Docker is an open-sourced platform that is Linux based towards virtualization but using containers to build, run, test and packages applications with pure efficiency without losing its integrity because it doesn’t rely on the computer’s hardware but on the OS (Docker Engine). Docker is broken down into different elements that helps it run a bit smoother than virtualization, which are containers, images, registries, docker file, and Docker engine. Docker image are set instructions that make up the containers and processes on how to run the application. To run the images, we have the docker engine that helps maintain the virtualization said container on the host machine. If docker is installed it can be applied the same when it comes to container since they run the same. For example, when we want to build a website and add in a web server along with a database such as MySQL, we can simply make an image for the MySQL and give it instruction to the specific port you wish. then package the web server in a container to run the images you already preconfigured and its dependencies, so if you need more servers to be added, easily deployable and easy to migrate said containers to new server. 

I have no prior experience with docker but have a great understanding on how it can be useful in software development and how it can used efficiently especially when compared to cost and using VMs. I could have used this practice in combine with my database class of when I built a MySQL sever and could’ve practice my database with a docker container and saw first handedly how to implement and observe the inner workings of composing it into a container to save the hassle if I wanted to build a web server or application entirely on the docker services. 
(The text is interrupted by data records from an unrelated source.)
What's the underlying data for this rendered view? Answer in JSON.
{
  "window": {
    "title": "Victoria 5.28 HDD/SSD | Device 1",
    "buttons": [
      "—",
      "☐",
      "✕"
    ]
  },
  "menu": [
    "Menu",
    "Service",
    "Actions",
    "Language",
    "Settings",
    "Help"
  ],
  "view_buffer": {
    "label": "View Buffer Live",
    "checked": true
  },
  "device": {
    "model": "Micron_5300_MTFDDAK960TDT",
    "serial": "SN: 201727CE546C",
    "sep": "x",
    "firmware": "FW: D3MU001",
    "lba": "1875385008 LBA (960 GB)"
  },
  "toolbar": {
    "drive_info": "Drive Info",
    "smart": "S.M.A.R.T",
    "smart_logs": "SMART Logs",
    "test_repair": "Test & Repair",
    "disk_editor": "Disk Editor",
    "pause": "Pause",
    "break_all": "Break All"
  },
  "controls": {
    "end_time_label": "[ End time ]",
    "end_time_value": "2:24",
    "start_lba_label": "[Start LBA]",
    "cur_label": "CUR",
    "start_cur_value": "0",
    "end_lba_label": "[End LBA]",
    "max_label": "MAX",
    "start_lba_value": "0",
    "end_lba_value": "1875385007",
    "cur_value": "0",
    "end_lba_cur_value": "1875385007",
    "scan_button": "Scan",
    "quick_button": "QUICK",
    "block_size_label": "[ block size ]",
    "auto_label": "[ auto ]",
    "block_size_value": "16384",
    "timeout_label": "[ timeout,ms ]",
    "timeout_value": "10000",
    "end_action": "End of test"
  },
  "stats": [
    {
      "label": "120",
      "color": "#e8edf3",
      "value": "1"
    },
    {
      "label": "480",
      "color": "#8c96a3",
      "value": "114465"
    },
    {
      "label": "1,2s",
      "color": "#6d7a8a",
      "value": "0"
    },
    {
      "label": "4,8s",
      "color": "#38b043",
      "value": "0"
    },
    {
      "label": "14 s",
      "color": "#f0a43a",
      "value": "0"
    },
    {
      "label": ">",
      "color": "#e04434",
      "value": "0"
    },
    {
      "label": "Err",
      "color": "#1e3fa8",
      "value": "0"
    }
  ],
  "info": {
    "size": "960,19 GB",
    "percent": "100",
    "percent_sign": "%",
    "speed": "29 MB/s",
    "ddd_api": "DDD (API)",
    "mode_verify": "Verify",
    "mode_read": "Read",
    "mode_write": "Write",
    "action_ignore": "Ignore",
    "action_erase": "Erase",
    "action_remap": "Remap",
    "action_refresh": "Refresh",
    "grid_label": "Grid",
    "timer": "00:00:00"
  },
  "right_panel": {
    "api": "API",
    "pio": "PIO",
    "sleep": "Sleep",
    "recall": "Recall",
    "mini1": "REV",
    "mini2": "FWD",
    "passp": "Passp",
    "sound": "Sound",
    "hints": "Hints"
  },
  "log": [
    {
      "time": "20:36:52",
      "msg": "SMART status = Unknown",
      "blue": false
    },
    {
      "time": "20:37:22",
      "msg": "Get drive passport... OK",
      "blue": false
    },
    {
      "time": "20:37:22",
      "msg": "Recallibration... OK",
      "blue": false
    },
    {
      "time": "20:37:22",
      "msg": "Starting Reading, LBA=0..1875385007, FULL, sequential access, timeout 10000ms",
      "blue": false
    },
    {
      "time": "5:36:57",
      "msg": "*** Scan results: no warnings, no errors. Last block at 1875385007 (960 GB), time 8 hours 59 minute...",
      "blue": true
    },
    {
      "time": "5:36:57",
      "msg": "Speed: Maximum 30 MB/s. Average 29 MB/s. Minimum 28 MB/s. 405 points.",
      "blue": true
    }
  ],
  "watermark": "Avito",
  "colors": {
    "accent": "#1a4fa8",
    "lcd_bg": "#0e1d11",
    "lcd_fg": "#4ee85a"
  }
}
Blog resource link: https://www.bmc.com/blogs/docker-101-introduction/

Blog Discovery

Michael Feathers is a software developer, founder, and director of R7K Research & Conveyance. R7K Research & Conveyance is a company located in Miami Florida. Specializing in software design, they use the importance of the need of the business and intensive planning to meet company demands, plus on top of that to be able to design software where you are aware of the code to make adaptable adjustments in the long run such as, adding new features that are newly needed vs features that are easily removed to make room for new upcoming changes which is referred to as planning. 

He helps other teams and developers to refactor code to improve its performance without rewriting the existing code. Gives best practices to maintain their software with ease such as making test programs as you can optimize it at the same time to keep tabs on it. 

I chose this blog because he provides helpful tips whether they are in Java, Python, C++, etc. and leaks information from his Book “Legacy Code”. Also mentions UML which I could learn more in depth of when we progress further into CS-343. 

In one of his blogs about code refactoring, he discusses that before we make tests for our own code we write, we must evaluate and rethink towards ourselves whether if it is going to fail. He stated, “As you make any change, know with every edit whether that edit changes behavior.” https://michaelfeathers.silvrback.com/testing-yourself, meaning we can’t compile code if it is incomplete, if there is something going wrong, we must figure out the missing piece of the puzzle. I could’ve used this type of thinking back in my other core classes like Data structures, or intro to programming class, because it can only take a small mistake to make your entire code and/or program to fail. Another reason is that Michael gives an example about when working in groups, and the type of challenges you may face such as having trouble putting heads together, not seeing each other’s perspectives. Providing tips and trick to get around obstacles like these. In CS-343, we do POGIL activities when we come into class, each member has roles of their own to keep the teamwork intact, but as he exemplified before we may also “glitch” and we have to figure out why and what can do about it. Depending on how we think and how we get ideas.

Reference blog resource: https://michaelfeathers.silvrback.com , https://www.r7krecon.com